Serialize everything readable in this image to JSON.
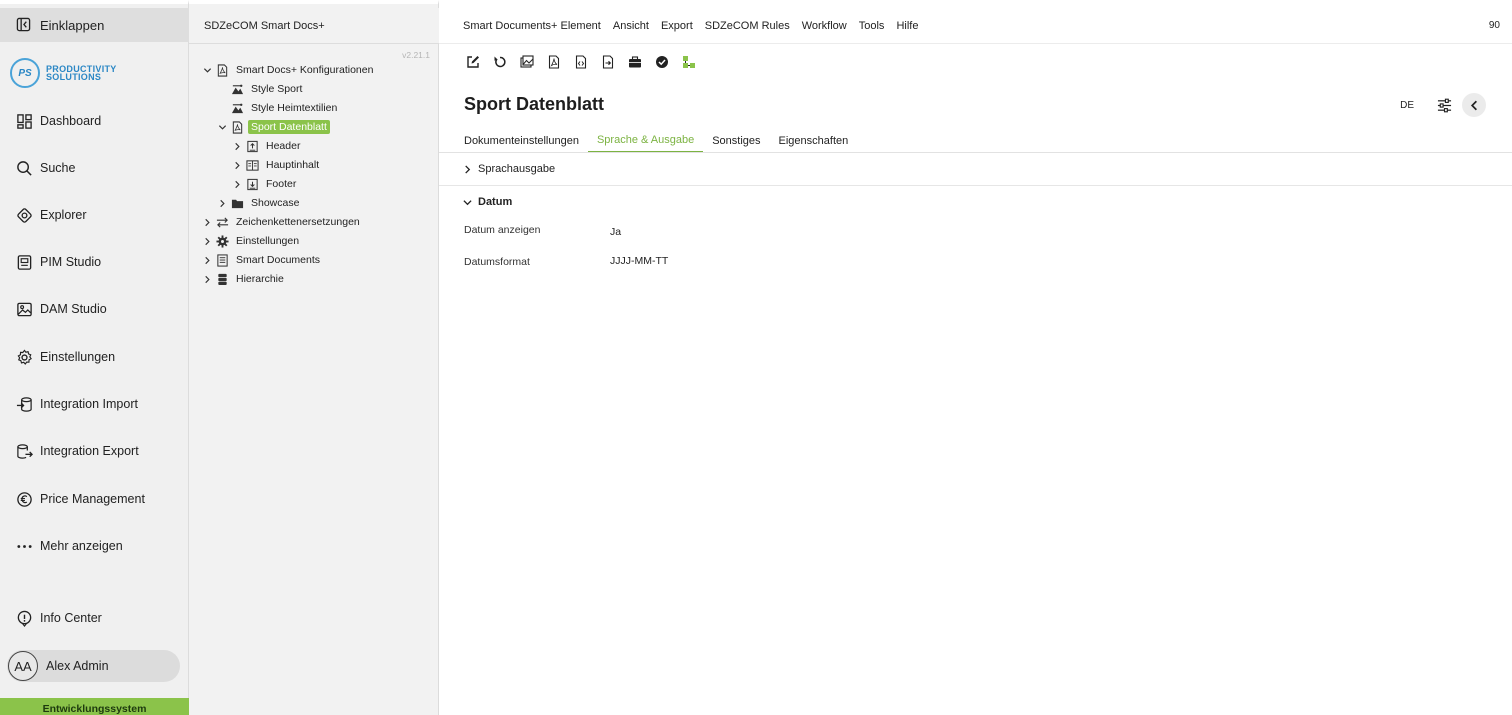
{
  "nav": {
    "collapse_label": "Einklappen",
    "logo_initials": "PS",
    "logo_line1": "PRODUCTIVITY",
    "logo_line2": "SOLUTIONS",
    "items": [
      {
        "label": "Dashboard",
        "icon": "dashboard-icon"
      },
      {
        "label": "Suche",
        "icon": "search-icon"
      },
      {
        "label": "Explorer",
        "icon": "explorer-icon"
      },
      {
        "label": "PIM Studio",
        "icon": "pim-studio-icon"
      },
      {
        "label": "DAM Studio",
        "icon": "image-icon"
      },
      {
        "label": "Einstellungen",
        "icon": "gear-icon"
      },
      {
        "label": "Integration Import",
        "icon": "import-icon"
      },
      {
        "label": "Integration Export",
        "icon": "export-icon"
      },
      {
        "label": "Price Management",
        "icon": "euro-icon"
      },
      {
        "label": "Mehr anzeigen",
        "icon": "more-icon"
      }
    ],
    "info_center": "Info Center",
    "user_initials": "AA",
    "user_name": "Alex Admin",
    "environment": "Entwicklungssystem"
  },
  "tree": {
    "header": "SDZeCOM Smart Docs+",
    "version": "v2.21.1",
    "nodes": [
      {
        "label": "Smart Docs+ Konfigurationen",
        "icon": "pdf-icon"
      },
      {
        "label": "Style Sport",
        "icon": "style-icon"
      },
      {
        "label": "Style Heimtextilien",
        "icon": "style-icon"
      },
      {
        "label": "Sport Datenblatt",
        "icon": "pdf-icon"
      },
      {
        "label": "Header",
        "icon": "header-icon"
      },
      {
        "label": "Hauptinhalt",
        "icon": "content-icon"
      },
      {
        "label": "Footer",
        "icon": "footer-icon"
      },
      {
        "label": "Showcase",
        "icon": "folder-icon"
      },
      {
        "label": "Zeichenkettenersetzungen",
        "icon": "swap-icon"
      },
      {
        "label": "Einstellungen",
        "icon": "gear-icon"
      },
      {
        "label": "Smart Documents",
        "icon": "document-icon"
      },
      {
        "label": "Hierarchie",
        "icon": "database-icon"
      }
    ]
  },
  "menu": {
    "items": [
      "Smart Documents+ Element",
      "Ansicht",
      "Export",
      "SDZeCOM Rules",
      "Workflow",
      "Tools",
      "Hilfe"
    ],
    "right_number": "90"
  },
  "toolbar_icons": [
    "edit-icon",
    "refresh-icon",
    "image-gallery-icon",
    "pdf-icon",
    "file-code-icon",
    "file-export-icon",
    "briefcase-icon",
    "check-circle-icon",
    "workflow-icon"
  ],
  "page": {
    "title": "Sport Datenblatt",
    "language": "DE",
    "tabs": [
      "Dokumenteinstellungen",
      "Sprache & Ausgabe",
      "Sonstiges",
      "Eigenschaften"
    ],
    "active_tab": 1,
    "section_collapsed": "Sprachausgabe",
    "section_expanded": "Datum",
    "fields": [
      {
        "label": "Datum anzeigen",
        "value": "Ja"
      },
      {
        "label": "Datumsformat",
        "value": "JJJJ-MM-TT"
      }
    ]
  },
  "colors": {
    "accent": "#8bc34a",
    "tab_active": "#7cb342",
    "logo_blue": "#2b87c5"
  }
}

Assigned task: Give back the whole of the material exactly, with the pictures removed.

Answer below:
Serialize everything readable in this image to JSON.
{
  "nav": {
    "collapse_label": "Einklappen",
    "logo_initials": "PS",
    "logo_line1": "PRODUCTIVITY",
    "logo_line2": "SOLUTIONS",
    "items": [
      {
        "label": "Dashboard",
        "icon": "dashboard-icon"
      },
      {
        "label": "Suche",
        "icon": "search-icon"
      },
      {
        "label": "Explorer",
        "icon": "explorer-icon"
      },
      {
        "label": "PIM Studio",
        "icon": "pim-studio-icon"
      },
      {
        "label": "DAM Studio",
        "icon": "image-icon"
      },
      {
        "label": "Einstellungen",
        "icon": "gear-icon"
      },
      {
        "label": "Integration Import",
        "icon": "import-icon"
      },
      {
        "label": "Integration Export",
        "icon": "export-icon"
      },
      {
        "label": "Price Management",
        "icon": "euro-icon"
      },
      {
        "label": "Mehr anzeigen",
        "icon": "more-icon"
      }
    ],
    "info_center": "Info Center",
    "user_initials": "AA",
    "user_name": "Alex Admin",
    "environment": "Entwicklungssystem"
  },
  "tree": {
    "header": "SDZeCOM Smart Docs+",
    "version": "v2.21.1",
    "nodes": [
      {
        "label": "Smart Docs+ Konfigurationen",
        "icon": "pdf-icon"
      },
      {
        "label": "Style Sport",
        "icon": "style-icon"
      },
      {
        "label": "Style Heimtextilien",
        "icon": "style-icon"
      },
      {
        "label": "Sport Datenblatt",
        "icon": "pdf-icon"
      },
      {
        "label": "Header",
        "icon": "header-icon"
      },
      {
        "label": "Hauptinhalt",
        "icon": "content-icon"
      },
      {
        "label": "Footer",
        "icon": "footer-icon"
      },
      {
        "label": "Showcase",
        "icon": "folder-icon"
      },
      {
        "label": "Zeichenkettenersetzungen",
        "icon": "swap-icon"
      },
      {
        "label": "Einstellungen",
        "icon": "gear-icon"
      },
      {
        "label": "Smart Documents",
        "icon": "document-icon"
      },
      {
        "label": "Hierarchie",
        "icon": "database-icon"
      }
    ]
  },
  "menu": {
    "items": [
      "Smart Documents+ Element",
      "Ansicht",
      "Export",
      "SDZeCOM Rules",
      "Workflow",
      "Tools",
      "Hilfe"
    ],
    "right_number": "90"
  },
  "toolbar_icons": [
    "edit-icon",
    "refresh-icon",
    "image-gallery-icon",
    "pdf-icon",
    "file-code-icon",
    "file-export-icon",
    "briefcase-icon",
    "check-circle-icon",
    "workflow-icon"
  ],
  "page": {
    "title": "Sport Datenblatt",
    "language": "DE",
    "tabs": [
      "Dokumenteinstellungen",
      "Sprache & Ausgabe",
      "Sonstiges",
      "Eigenschaften"
    ],
    "active_tab": 1,
    "section_collapsed": "Sprachausgabe",
    "section_expanded": "Datum",
    "fields": [
      {
        "label": "Datum anzeigen",
        "value": "Ja"
      },
      {
        "label": "Datumsformat",
        "value": "JJJJ-MM-TT"
      }
    ]
  },
  "colors": {
    "accent": "#8bc34a",
    "tab_active": "#7cb342",
    "logo_blue": "#2b87c5"
  }
}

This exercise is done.